“The colors and pictures we apply to our skin communicate our values and aspirations as well as our hopes and personal histories. Even when we adopt the “natural look” and don't adorn our skin at all, we are making a social statement. Our skin talks even when we don't; it is not a neutral canvas.” (Jablonski, 164) We as a species are obsessed with our appearance and are equally preoccupied with altering it to our own varied desires. Each person wants nothing less than perfection, but each has an unique idea of what that means. Every person on the planet engages in some form of body modification to achieve the look that they can identify with and feel is their own. From cosmetics to cosmetic surgery, a pierced ear to a facial implant, hair styling to tattoos, and everything in between, altering our bodies is part of our way of life.

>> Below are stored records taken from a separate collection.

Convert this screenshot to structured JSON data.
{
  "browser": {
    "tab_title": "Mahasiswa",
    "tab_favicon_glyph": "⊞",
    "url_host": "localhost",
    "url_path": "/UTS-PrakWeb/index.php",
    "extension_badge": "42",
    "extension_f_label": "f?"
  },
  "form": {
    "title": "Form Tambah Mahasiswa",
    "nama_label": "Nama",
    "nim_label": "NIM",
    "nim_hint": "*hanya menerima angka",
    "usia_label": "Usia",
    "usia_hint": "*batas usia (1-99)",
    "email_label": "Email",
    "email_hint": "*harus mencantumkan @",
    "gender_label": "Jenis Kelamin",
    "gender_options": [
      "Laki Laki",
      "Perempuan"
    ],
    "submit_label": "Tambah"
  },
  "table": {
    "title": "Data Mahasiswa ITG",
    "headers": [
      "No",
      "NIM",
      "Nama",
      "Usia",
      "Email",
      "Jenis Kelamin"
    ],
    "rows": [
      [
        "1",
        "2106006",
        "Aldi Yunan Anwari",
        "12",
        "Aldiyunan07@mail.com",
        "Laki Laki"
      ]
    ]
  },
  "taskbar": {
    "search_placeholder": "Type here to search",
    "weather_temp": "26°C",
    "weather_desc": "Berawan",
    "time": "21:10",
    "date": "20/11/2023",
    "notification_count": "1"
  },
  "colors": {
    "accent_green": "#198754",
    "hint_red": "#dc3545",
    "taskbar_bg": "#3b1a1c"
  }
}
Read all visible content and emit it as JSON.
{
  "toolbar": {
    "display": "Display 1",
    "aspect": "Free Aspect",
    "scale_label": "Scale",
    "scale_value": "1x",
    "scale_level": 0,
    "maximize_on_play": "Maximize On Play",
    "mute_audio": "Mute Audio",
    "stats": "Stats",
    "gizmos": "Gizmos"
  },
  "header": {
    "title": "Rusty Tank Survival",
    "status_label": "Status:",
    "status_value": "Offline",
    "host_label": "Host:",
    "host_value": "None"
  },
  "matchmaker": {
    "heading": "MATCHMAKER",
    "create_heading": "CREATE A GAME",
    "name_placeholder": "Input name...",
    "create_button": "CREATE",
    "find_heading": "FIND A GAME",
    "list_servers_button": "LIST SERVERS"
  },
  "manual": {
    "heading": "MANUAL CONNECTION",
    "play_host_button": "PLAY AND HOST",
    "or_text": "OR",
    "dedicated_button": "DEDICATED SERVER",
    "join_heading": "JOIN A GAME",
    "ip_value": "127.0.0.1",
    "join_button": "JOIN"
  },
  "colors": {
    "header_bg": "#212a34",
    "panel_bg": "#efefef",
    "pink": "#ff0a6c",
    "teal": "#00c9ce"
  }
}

Body painting was likely the first way in which the human animal adorned itself and attempted to express its individual status amongst the species. Long before the tools were invented required in the production of clothing; prehistoric hominids implemented embellishment of the physical form by smearing natural pigments such as hematite, limonite, manganese, and ash, as well as, chalk and charcoal. Scarification through branding as a cosmetic body alteration likely began in the early days after the invention of fire and has been carried on in various ways and by various cultures into the present day. Other forms of body alteration including diverse types of piercing and circumcision are remnants of the cultures from the ancient world.

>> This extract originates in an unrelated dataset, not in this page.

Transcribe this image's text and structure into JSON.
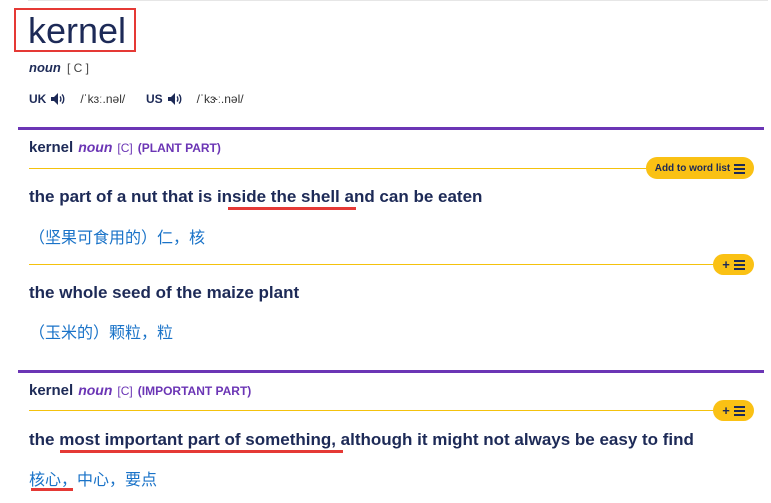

Tattooing and deliberate scarification became other ways of personal expression early on in prehistory, possibly also before fashioned clothing. It is considered likely that the scarification techniques initially used were learned from naturally occurring scars due to accidents, animal attacks, and warfare. There is some archaeological evidence of tools associated with natural pigments that points toward tattooing occurring at least since 30,000 BCE. The oldest preserved skins with tattoos (aged 3000 – 6000 years) come from mummies from Egypt and people from the north that were trapped in glaciers. Autopsy of the “iceman” inferred that some of the tattooing was applied in a manner to effect medical, mystical, or magical healing because of their placement on top of arthritic joints. The presence of tattooing exists in nearly all cultures and ethnic groups across early history but mostly disappears in the classical era in Europe and the near east with the notable exception of the Thracian people. The renaissance of tattoo in modern and post-modern society owes its resurrection to Captain James Cook and the crew aboard the HM Bark Endeavour who brought back accounts of tattooed people, examples of tattoos upon their skin, and the Samoan word, tatau to Great Britain after their voyage to Tahiti and New Zealand.
Other forms of body modifications that have come down...